(Data records for software interfaces)
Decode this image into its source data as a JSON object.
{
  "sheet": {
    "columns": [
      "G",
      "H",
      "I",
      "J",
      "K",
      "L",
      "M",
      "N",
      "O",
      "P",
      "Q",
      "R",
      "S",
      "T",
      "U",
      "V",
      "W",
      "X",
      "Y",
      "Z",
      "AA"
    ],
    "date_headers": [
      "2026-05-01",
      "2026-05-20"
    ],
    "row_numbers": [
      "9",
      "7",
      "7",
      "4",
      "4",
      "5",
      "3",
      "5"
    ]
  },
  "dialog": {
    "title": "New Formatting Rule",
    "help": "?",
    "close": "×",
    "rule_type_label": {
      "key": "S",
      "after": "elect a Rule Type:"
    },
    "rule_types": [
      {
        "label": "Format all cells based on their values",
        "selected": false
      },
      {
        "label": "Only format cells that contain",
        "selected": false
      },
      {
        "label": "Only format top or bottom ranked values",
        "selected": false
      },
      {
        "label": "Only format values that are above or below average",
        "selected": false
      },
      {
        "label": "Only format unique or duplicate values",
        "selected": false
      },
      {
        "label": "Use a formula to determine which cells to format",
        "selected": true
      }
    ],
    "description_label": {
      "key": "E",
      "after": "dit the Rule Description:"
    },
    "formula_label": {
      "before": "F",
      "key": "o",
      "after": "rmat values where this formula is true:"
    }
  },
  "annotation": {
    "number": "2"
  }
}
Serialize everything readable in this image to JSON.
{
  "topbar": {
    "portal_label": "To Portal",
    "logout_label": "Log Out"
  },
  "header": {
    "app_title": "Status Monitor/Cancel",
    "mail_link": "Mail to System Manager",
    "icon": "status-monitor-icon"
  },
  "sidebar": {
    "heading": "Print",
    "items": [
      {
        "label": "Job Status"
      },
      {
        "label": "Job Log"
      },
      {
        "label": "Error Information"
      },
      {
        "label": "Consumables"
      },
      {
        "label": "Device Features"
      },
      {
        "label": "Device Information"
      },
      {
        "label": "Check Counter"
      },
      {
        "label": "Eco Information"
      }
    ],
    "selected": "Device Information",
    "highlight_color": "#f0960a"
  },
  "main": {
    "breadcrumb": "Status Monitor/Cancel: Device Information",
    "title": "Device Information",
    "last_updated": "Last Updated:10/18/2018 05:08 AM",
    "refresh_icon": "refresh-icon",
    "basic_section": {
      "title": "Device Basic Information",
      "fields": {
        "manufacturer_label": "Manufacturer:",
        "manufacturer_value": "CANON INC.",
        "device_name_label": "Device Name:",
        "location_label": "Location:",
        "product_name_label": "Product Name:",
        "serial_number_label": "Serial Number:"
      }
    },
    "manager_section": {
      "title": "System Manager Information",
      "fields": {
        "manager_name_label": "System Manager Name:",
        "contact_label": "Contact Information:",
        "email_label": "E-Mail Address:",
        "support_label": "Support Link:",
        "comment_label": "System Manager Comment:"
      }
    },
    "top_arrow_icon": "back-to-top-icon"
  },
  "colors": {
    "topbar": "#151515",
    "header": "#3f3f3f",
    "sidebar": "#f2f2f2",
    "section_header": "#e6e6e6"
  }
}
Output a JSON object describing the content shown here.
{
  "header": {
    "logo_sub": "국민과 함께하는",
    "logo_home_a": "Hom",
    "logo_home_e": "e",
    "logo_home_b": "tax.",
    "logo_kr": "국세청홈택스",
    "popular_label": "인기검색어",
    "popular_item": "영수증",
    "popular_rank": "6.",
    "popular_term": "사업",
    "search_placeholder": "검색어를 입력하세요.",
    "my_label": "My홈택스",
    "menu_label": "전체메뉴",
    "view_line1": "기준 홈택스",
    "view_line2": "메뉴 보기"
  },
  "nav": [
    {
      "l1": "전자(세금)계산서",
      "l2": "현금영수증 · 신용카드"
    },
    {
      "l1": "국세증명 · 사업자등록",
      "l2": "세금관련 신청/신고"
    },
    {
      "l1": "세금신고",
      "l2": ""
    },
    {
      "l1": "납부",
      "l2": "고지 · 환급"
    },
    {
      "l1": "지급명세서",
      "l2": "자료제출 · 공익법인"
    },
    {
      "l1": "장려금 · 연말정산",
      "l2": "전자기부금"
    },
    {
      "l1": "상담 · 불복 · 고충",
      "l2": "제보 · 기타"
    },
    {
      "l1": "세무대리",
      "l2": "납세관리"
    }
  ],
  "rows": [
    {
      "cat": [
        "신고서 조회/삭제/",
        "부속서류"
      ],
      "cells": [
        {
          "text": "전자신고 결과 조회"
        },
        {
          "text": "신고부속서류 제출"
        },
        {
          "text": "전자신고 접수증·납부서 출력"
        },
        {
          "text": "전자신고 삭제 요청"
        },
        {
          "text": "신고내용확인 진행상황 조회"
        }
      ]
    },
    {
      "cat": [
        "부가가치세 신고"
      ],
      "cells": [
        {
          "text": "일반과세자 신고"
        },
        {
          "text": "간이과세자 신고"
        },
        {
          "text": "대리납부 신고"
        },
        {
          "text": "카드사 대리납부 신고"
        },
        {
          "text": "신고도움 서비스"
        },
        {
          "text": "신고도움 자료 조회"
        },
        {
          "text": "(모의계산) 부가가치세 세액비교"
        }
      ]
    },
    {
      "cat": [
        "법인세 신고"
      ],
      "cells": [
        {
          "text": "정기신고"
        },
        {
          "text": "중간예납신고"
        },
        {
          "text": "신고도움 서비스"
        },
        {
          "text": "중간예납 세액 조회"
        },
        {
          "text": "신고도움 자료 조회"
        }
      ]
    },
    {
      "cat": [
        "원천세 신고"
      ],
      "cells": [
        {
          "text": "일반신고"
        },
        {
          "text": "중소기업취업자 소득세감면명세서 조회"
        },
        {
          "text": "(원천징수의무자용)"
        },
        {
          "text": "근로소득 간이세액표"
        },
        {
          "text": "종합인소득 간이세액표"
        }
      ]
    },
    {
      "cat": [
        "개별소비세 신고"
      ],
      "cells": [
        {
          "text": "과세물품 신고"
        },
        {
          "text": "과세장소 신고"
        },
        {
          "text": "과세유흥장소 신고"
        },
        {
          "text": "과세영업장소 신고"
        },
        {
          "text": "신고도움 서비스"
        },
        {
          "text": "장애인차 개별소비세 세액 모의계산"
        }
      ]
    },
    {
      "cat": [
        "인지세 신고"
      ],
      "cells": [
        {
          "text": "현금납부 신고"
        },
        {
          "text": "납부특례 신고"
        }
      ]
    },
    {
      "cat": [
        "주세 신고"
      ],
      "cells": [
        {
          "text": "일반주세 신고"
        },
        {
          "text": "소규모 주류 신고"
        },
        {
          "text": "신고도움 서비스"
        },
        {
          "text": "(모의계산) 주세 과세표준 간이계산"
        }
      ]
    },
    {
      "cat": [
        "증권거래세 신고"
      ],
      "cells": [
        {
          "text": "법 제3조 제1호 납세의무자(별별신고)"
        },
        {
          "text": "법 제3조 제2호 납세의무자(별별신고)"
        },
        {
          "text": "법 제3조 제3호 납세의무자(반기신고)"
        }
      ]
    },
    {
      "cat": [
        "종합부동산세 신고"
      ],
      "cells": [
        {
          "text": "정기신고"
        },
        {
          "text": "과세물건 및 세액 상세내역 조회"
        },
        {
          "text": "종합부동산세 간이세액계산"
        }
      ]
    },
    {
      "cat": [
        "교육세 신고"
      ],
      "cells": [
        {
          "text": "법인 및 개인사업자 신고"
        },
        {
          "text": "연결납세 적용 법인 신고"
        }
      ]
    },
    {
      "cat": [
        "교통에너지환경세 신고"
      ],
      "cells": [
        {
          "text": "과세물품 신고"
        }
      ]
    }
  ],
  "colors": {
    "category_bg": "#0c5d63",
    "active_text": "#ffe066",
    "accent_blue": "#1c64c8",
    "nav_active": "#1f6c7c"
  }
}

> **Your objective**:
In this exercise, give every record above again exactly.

> **Output for this task**:
Decode this image into its source data as a JSON object.
{
  "sheet": {
    "columns": [
      "G",
      "H",
      "I",
      "J",
      "K",
      "L",
      "M",
      "N",
      "O",
      "P",
      "Q",
      "R",
      "S",
      "T",
      "U",
      "V",
      "W",
      "X",
      "Y",
      "Z",
      "AA"
    ],
    "date_headers": [
      "2026-05-01",
      "2026-05-20"
    ],
    "row_numbers": [
      "9",
      "7",
      "7",
      "4",
      "4",
      "5",
      "3",
      "5"
    ]
  },
  "dialog": {
    "title": "New Formatting Rule",
    "help": "?",
    "close": "×",
    "rule_type_label": {
      "key": "S",
      "after": "elect a Rule Type:"
    },
    "rule_types": [
      {
        "label": "Format all cells based on their values",
        "selected": false
      },
      {
        "label": "Only format cells that contain",
        "selected": false
      },
      {
        "label": "Only format top or bottom ranked values",
        "selected": false
      },
      {
        "label": "Only format values that are above or below average",
        "selected": false
      },
      {
        "label": "Only format unique or duplicate values",
        "selected": false
      },
      {
        "label": "Use a formula to determine which cells to format",
        "selected": true
      }
    ],
    "description_label": {
      "key": "E",
      "after": "dit the Rule Description:"
    },
    "formula_label": {
      "before": "F",
      "key": "o",
      "after": "rmat values where this formula is true:"
    }
  },
  "annotation": {
    "number": "2"
  }
}
Serialize everything readable in this image to JSON.
{
  "topbar": {
    "portal_label": "To Portal",
    "logout_label": "Log Out"
  },
  "header": {
    "app_title": "Status Monitor/Cancel",
    "mail_link": "Mail to System Manager",
    "icon": "status-monitor-icon"
  },
  "sidebar": {
    "heading": "Print",
    "items": [
      {
        "label": "Job Status"
      },
      {
        "label": "Job Log"
      },
      {
        "label": "Error Information"
      },
      {
        "label": "Consumables"
      },
      {
        "label": "Device Features"
      },
      {
        "label": "Device Information"
      },
      {
        "label": "Check Counter"
      },
      {
        "label": "Eco Information"
      }
    ],
    "selected": "Device Information",
    "highlight_color": "#f0960a"
  },
  "main": {
    "breadcrumb": "Status Monitor/Cancel: Device Information",
    "title": "Device Information",
    "last_updated": "Last Updated:10/18/2018 05:08 AM",
    "refresh_icon": "refresh-icon",
    "basic_section": {
      "title": "Device Basic Information",
      "fields": {
        "manufacturer_label": "Manufacturer:",
        "manufacturer_value": "CANON INC.",
        "device_name_label": "Device Name:",
        "location_label": "Location:",
        "product_name_label": "Product Name:",
        "serial_number_label": "Serial Number:"
      }
    },
    "manager_section": {
      "title": "System Manager Information",
      "fields": {
        "manager_name_label": "System Manager Name:",
        "contact_label": "Contact Information:",
        "email_label": "E-Mail Address:",
        "support_label": "Support Link:",
        "comment_label": "System Manager Comment:"
      }
    },
    "top_arrow_icon": "back-to-top-icon"
  },
  "colors": {
    "topbar": "#151515",
    "header": "#3f3f3f",
    "sidebar": "#f2f2f2",
    "section_header": "#e6e6e6"
  }
}
Output a JSON object describing the content shown here.
{
  "header": {
    "logo_sub": "국민과 함께하는",
    "logo_home_a": "Hom",
    "logo_home_e": "e",
    "logo_home_b": "tax.",
    "logo_kr": "국세청홈택스",
    "popular_label": "인기검색어",
    "popular_item": "영수증",
    "popular_rank": "6.",
    "popular_term": "사업",
    "search_placeholder": "검색어를 입력하세요.",
    "my_label": "My홈택스",
    "menu_label": "전체메뉴",
    "view_line1": "기준 홈택스",
    "view_line2": "메뉴 보기"
  },
  "nav": [
    {
      "l1": "전자(세금)계산서",
      "l2": "현금영수증 · 신용카드"
    },
    {
      "l1": "국세증명 · 사업자등록",
      "l2": "세금관련 신청/신고"
    },
    {
      "l1": "세금신고",
      "l2": ""
    },
    {
      "l1": "납부",
      "l2": "고지 · 환급"
    },
    {
      "l1": "지급명세서",
      "l2": "자료제출 · 공익법인"
    },
    {
      "l1": "장려금 · 연말정산",
      "l2": "전자기부금"
    },
    {
      "l1": "상담 · 불복 · 고충",
      "l2": "제보 · 기타"
    },
    {
      "l1": "세무대리",
      "l2": "납세관리"
    }
  ],
  "rows": [
    {
      "cat": [
        "신고서 조회/삭제/",
        "부속서류"
      ],
      "cells": [
        {
          "text": "전자신고 결과 조회"
        },
        {
          "text": "신고부속서류 제출"
        },
        {
          "text": "전자신고 접수증·납부서 출력"
        },
        {
          "text": "전자신고 삭제 요청"
        },
        {
          "text": "신고내용확인 진행상황 조회"
        }
      ]
    },
    {
      "cat": [
        "부가가치세 신고"
      ],
      "cells": [
        {
          "text": "일반과세자 신고"
        },
        {
          "text": "간이과세자 신고"
        },
        {
          "text": "대리납부 신고"
        },
        {
          "text": "카드사 대리납부 신고"
        },
        {
          "text": "신고도움 서비스"
        },
        {
          "text": "신고도움 자료 조회"
        },
        {
          "text": "(모의계산) 부가가치세 세액비교"
        }
      ]
    },
    {
      "cat": [
        "법인세 신고"
      ],
      "cells": [
        {
          "text": "정기신고"
        },
        {
          "text": "중간예납신고"
        },
        {
          "text": "신고도움 서비스"
        },
        {
          "text": "중간예납 세액 조회"
        },
        {
          "text": "신고도움 자료 조회"
        }
      ]
    },
    {
      "cat": [
        "원천세 신고"
      ],
      "cells": [
        {
          "text": "일반신고"
        },
        {
          "text": "중소기업취업자 소득세감면명세서 조회"
        },
        {
          "text": "(원천징수의무자용)"
        },
        {
          "text": "근로소득 간이세액표"
        },
        {
          "text": "종합인소득 간이세액표"
        }
      ]
    },
    {
      "cat": [
        "개별소비세 신고"
      ],
      "cells": [
        {
          "text": "과세물품 신고"
        },
        {
          "text": "과세장소 신고"
        },
        {
          "text": "과세유흥장소 신고"
        },
        {
          "text": "과세영업장소 신고"
        },
        {
          "text": "신고도움 서비스"
        },
        {
          "text": "장애인차 개별소비세 세액 모의계산"
        }
      ]
    },
    {
      "cat": [
        "인지세 신고"
      ],
      "cells": [
        {
          "text": "현금납부 신고"
        },
        {
          "text": "납부특례 신고"
        }
      ]
    },
    {
      "cat": [
        "주세 신고"
      ],
      "cells": [
        {
          "text": "일반주세 신고"
        },
        {
          "text": "소규모 주류 신고"
        },
        {
          "text": "신고도움 서비스"
        },
        {
          "text": "(모의계산) 주세 과세표준 간이계산"
        }
      ]
    },
    {
      "cat": [
        "증권거래세 신고"
      ],
      "cells": [
        {
          "text": "법 제3조 제1호 납세의무자(별별신고)"
        },
        {
          "text": "법 제3조 제2호 납세의무자(별별신고)"
        },
        {
          "text": "법 제3조 제3호 납세의무자(반기신고)"
        }
      ]
    },
    {
      "cat": [
        "종합부동산세 신고"
      ],
      "cells": [
        {
          "text": "정기신고"
        },
        {
          "text": "과세물건 및 세액 상세내역 조회"
        },
        {
          "text": "종합부동산세 간이세액계산"
        }
      ]
    },
    {
      "cat": [
        "교육세 신고"
      ],
      "cells": [
        {
          "text": "법인 및 개인사업자 신고"
        },
        {
          "text": "연결납세 적용 법인 신고"
        }
      ]
    },
    {
      "cat": [
        "교통에너지환경세 신고"
      ],
      "cells": [
        {
          "text": "과세물품 신고"
        }
      ]
    }
  ],
  "colors": {
    "category_bg": "#0c5d63",
    "active_text": "#ffe066",
    "accent_blue": "#1c64c8",
    "nav_active": "#1f6c7c"
  }
}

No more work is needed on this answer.